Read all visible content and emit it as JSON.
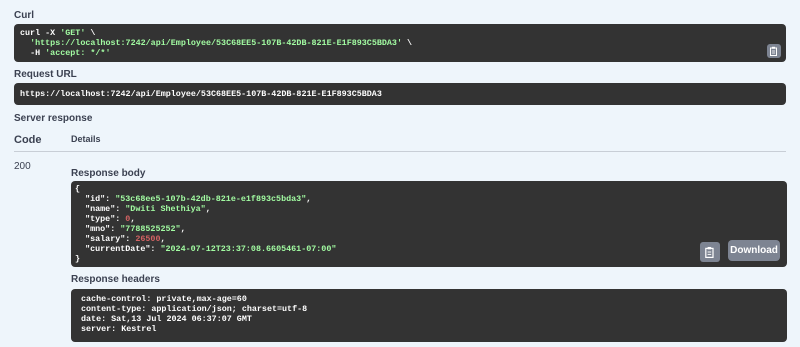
{
  "curl": {
    "label": "Curl",
    "cmd": "curl -X ",
    "method": "'GET'",
    "cont": " \\",
    "url": "'https://localhost:7242/api/Employee/53C68EE5-107B-42DB-821E-E1F893C5BDA3'",
    "h_flag": "-H ",
    "header": "'accept: */*'"
  },
  "request_url": {
    "label": "Request URL",
    "value": "https://localhost:7242/api/Employee/53C68EE5-107B-42DB-821E-E1F893C5BDA3"
  },
  "server_response": {
    "label": "Server response",
    "code_header": "Code",
    "details_header": "Details",
    "code": "200"
  },
  "response_body": {
    "label": "Response body",
    "open": "{",
    "close": "}",
    "fields": [
      {
        "key": "\"id\"",
        "value": "\"53c68ee5-107b-42db-821e-e1f893c5bda3\"",
        "type": "string",
        "comma": ","
      },
      {
        "key": "\"name\"",
        "value": "\"Dwiti Shethiya\"",
        "type": "string",
        "comma": ","
      },
      {
        "key": "\"type\"",
        "value": "0",
        "type": "number",
        "comma": ","
      },
      {
        "key": "\"mno\"",
        "value": "\"7788525252\"",
        "type": "string",
        "comma": ","
      },
      {
        "key": "\"salary\"",
        "value": "26500",
        "type": "number",
        "comma": ","
      },
      {
        "key": "\"currentDate\"",
        "value": "\"2024-07-12T23:37:08.6605461-07:00\"",
        "type": "string",
        "comma": ""
      }
    ],
    "download_label": "Download"
  },
  "response_headers": {
    "label": "Response headers",
    "lines": [
      "cache-control: private,max-age=60",
      "content-type: application/json; charset=utf-8",
      "date: Sat,13 Jul 2024 06:37:07 GMT",
      "server: Kestrel"
    ]
  },
  "icons": {
    "copy": "clipboard-icon"
  },
  "colors": {
    "background": "#eef5fb",
    "code_block": "#333333",
    "string": "#a2fca2",
    "number": "#d36363",
    "button": "#7d8492"
  }
}
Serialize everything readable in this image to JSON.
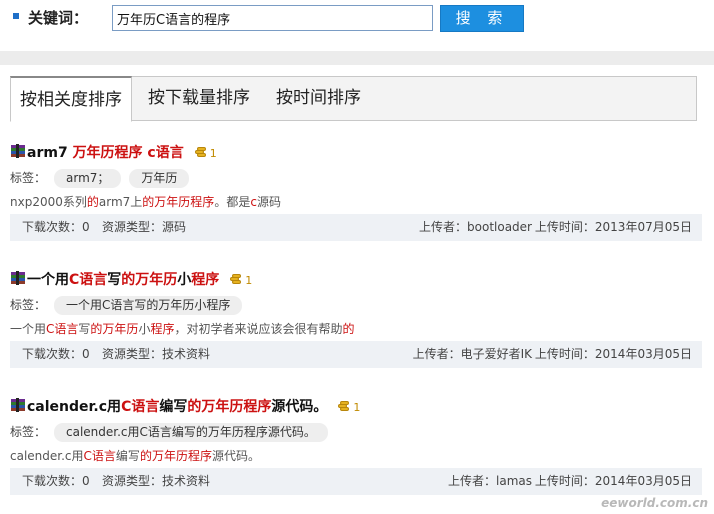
{
  "search": {
    "label": "关键词：",
    "value": "万年历C语言的程序",
    "button": "搜 索"
  },
  "tabs": [
    "按相关度排序",
    "按下载量排序",
    "按时间排序"
  ],
  "results": [
    {
      "title": [
        {
          "t": "arm7 ",
          "hl": false
        },
        {
          "t": "万年历程序 c语言",
          "hl": true
        }
      ],
      "coins": "1",
      "tags_label": "标签：",
      "tags": [
        "arm7；",
        "万年历"
      ],
      "desc": [
        {
          "t": "nxp2000系列",
          "hl": false
        },
        {
          "t": "的",
          "hl": true
        },
        {
          "t": "arm7上",
          "hl": false
        },
        {
          "t": "的万年历程序",
          "hl": true
        },
        {
          "t": "。都是",
          "hl": false
        },
        {
          "t": "c",
          "hl": true
        },
        {
          "t": "源码",
          "hl": false
        }
      ],
      "downloads": "下载次数：0",
      "type": "资源类型：源码",
      "uploader": "上传者：bootloader",
      "time": "上传时间：2013年07月05日"
    },
    {
      "title": [
        {
          "t": "一个用",
          "hl": false
        },
        {
          "t": "C语言",
          "hl": true
        },
        {
          "t": "写",
          "hl": false
        },
        {
          "t": "的万年历",
          "hl": true
        },
        {
          "t": "小",
          "hl": false
        },
        {
          "t": "程序",
          "hl": true
        }
      ],
      "coins": "1",
      "tags_label": "标签：",
      "tags": [
        "一个用C语言写的万年历小程序"
      ],
      "desc": [
        {
          "t": "一个用",
          "hl": false
        },
        {
          "t": "C语言",
          "hl": true
        },
        {
          "t": "写",
          "hl": false
        },
        {
          "t": "的万年历",
          "hl": true
        },
        {
          "t": "小",
          "hl": false
        },
        {
          "t": "程序",
          "hl": true
        },
        {
          "t": "，对初学者来说应该会很有帮助",
          "hl": false
        },
        {
          "t": "的",
          "hl": true
        }
      ],
      "downloads": "下载次数：0",
      "type": "资源类型：技术资料",
      "uploader": "上传者：电子爱好者IK",
      "time": "上传时间：2014年03月05日"
    },
    {
      "title": [
        {
          "t": "calender.c用",
          "hl": false
        },
        {
          "t": "C语言",
          "hl": true
        },
        {
          "t": "编写",
          "hl": false
        },
        {
          "t": "的万年历程序",
          "hl": true
        },
        {
          "t": "源代码。",
          "hl": false
        }
      ],
      "coins": "1",
      "tags_label": "标签：",
      "tags": [
        "calender.c用C语言编写的万年历程序源代码。"
      ],
      "desc": [
        {
          "t": "calender.c用",
          "hl": false
        },
        {
          "t": "C语言",
          "hl": true
        },
        {
          "t": "编写",
          "hl": false
        },
        {
          "t": "的万年历程序",
          "hl": true
        },
        {
          "t": "源代码。",
          "hl": false
        }
      ],
      "downloads": "下载次数：0",
      "type": "资源类型：技术资料",
      "uploader": "上传者：lamas",
      "time": "上传时间：2014年03月05日"
    }
  ],
  "watermark": "eeworld.com.cn",
  "colors": {
    "highlight": "#cc1111",
    "button": "#1d8fe0",
    "meta_bg": "#eef1f5"
  }
}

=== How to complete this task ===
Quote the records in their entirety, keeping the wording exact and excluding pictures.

=== Output below ===
Read all visible content and emit it as JSON.
{
  "curl": {
    "label": "Curl",
    "cmd": "curl -X ",
    "method": "'GET'",
    "cont": " \\",
    "url": "'https://localhost:7242/api/Employee/53C68EE5-107B-42DB-821E-E1F893C5BDA3'",
    "h_flag": "-H ",
    "header": "'accept: */*'"
  },
  "request_url": {
    "label": "Request URL",
    "value": "https://localhost:7242/api/Employee/53C68EE5-107B-42DB-821E-E1F893C5BDA3"
  },
  "server_response": {
    "label": "Server response",
    "code_header": "Code",
    "details_header": "Details",
    "code": "200"
  },
  "response_body": {
    "label": "Response body",
    "open": "{",
    "close": "}",
    "fields": [
      {
        "key": "\"id\"",
        "value": "\"53c68ee5-107b-42db-821e-e1f893c5bda3\"",
        "type": "string",
        "comma": ","
      },
      {
        "key": "\"name\"",
        "value": "\"Dwiti Shethiya\"",
        "type": "string",
        "comma": ","
      },
      {
        "key": "\"type\"",
        "value": "0",
        "type": "number",
        "comma": ","
      },
      {
        "key": "\"mno\"",
        "value": "\"7788525252\"",
        "type": "string",
        "comma": ","
      },
      {
        "key": "\"salary\"",
        "value": "26500",
        "type": "number",
        "comma": ","
      },
      {
        "key": "\"currentDate\"",
        "value": "\"2024-07-12T23:37:08.6605461-07:00\"",
        "type": "string",
        "comma": ""
      }
    ],
    "download_label": "Download"
  },
  "response_headers": {
    "label": "Response headers",
    "lines": [
      "cache-control: private,max-age=60",
      "content-type: application/json; charset=utf-8",
      "date: Sat,13 Jul 2024 06:37:07 GMT",
      "server: Kestrel"
    ]
  },
  "icons": {
    "copy": "clipboard-icon"
  },
  "colors": {
    "background": "#eef5fb",
    "code_block": "#333333",
    "string": "#a2fca2",
    "number": "#d36363",
    "button": "#7d8492"
  }
}
Serialize everything readable in this image to JSON.
{
  "search": {
    "label": "关键词：",
    "value": "万年历C语言的程序",
    "button": "搜 索"
  },
  "tabs": [
    "按相关度排序",
    "按下载量排序",
    "按时间排序"
  ],
  "results": [
    {
      "title": [
        {
          "t": "arm7 ",
          "hl": false
        },
        {
          "t": "万年历程序 c语言",
          "hl": true
        }
      ],
      "coins": "1",
      "tags_label": "标签：",
      "tags": [
        "arm7；",
        "万年历"
      ],
      "desc": [
        {
          "t": "nxp2000系列",
          "hl": false
        },
        {
          "t": "的",
          "hl": true
        },
        {
          "t": "arm7上",
          "hl": false
        },
        {
          "t": "的万年历程序",
          "hl": true
        },
        {
          "t": "。都是",
          "hl": false
        },
        {
          "t": "c",
          "hl": true
        },
        {
          "t": "源码",
          "hl": false
        }
      ],
      "downloads": "下载次数：0",
      "type": "资源类型：源码",
      "uploader": "上传者：bootloader",
      "time": "上传时间：2013年07月05日"
    },
    {
      "title": [
        {
          "t": "一个用",
          "hl": false
        },
        {
          "t": "C语言",
          "hl": true
        },
        {
          "t": "写",
          "hl": false
        },
        {
          "t": "的万年历",
          "hl": true
        },
        {
          "t": "小",
          "hl": false
        },
        {
          "t": "程序",
          "hl": true
        }
      ],
      "coins": "1",
      "tags_label": "标签：",
      "tags": [
        "一个用C语言写的万年历小程序"
      ],
      "desc": [
        {
          "t": "一个用",
          "hl": false
        },
        {
          "t": "C语言",
          "hl": true
        },
        {
          "t": "写",
          "hl": false
        },
        {
          "t": "的万年历",
          "hl": true
        },
        {
          "t": "小",
          "hl": false
        },
        {
          "t": "程序",
          "hl": true
        },
        {
          "t": "，对初学者来说应该会很有帮助",
          "hl": false
        },
        {
          "t": "的",
          "hl": true
        }
      ],
      "downloads": "下载次数：0",
      "type": "资源类型：技术资料",
      "uploader": "上传者：电子爱好者IK",
      "time": "上传时间：2014年03月05日"
    },
    {
      "title": [
        {
          "t": "calender.c用",
          "hl": false
        },
        {
          "t": "C语言",
          "hl": true
        },
        {
          "t": "编写",
          "hl": false
        },
        {
          "t": "的万年历程序",
          "hl": true
        },
        {
          "t": "源代码。",
          "hl": false
        }
      ],
      "coins": "1",
      "tags_label": "标签：",
      "tags": [
        "calender.c用C语言编写的万年历程序源代码。"
      ],
      "desc": [
        {
          "t": "calender.c用",
          "hl": false
        },
        {
          "t": "C语言",
          "hl": true
        },
        {
          "t": "编写",
          "hl": false
        },
        {
          "t": "的万年历程序",
          "hl": true
        },
        {
          "t": "源代码。",
          "hl": false
        }
      ],
      "downloads": "下载次数：0",
      "type": "资源类型：技术资料",
      "uploader": "上传者：lamas",
      "time": "上传时间：2014年03月05日"
    }
  ],
  "watermark": "eeworld.com.cn",
  "colors": {
    "highlight": "#cc1111",
    "button": "#1d8fe0",
    "meta_bg": "#eef1f5"
  }
}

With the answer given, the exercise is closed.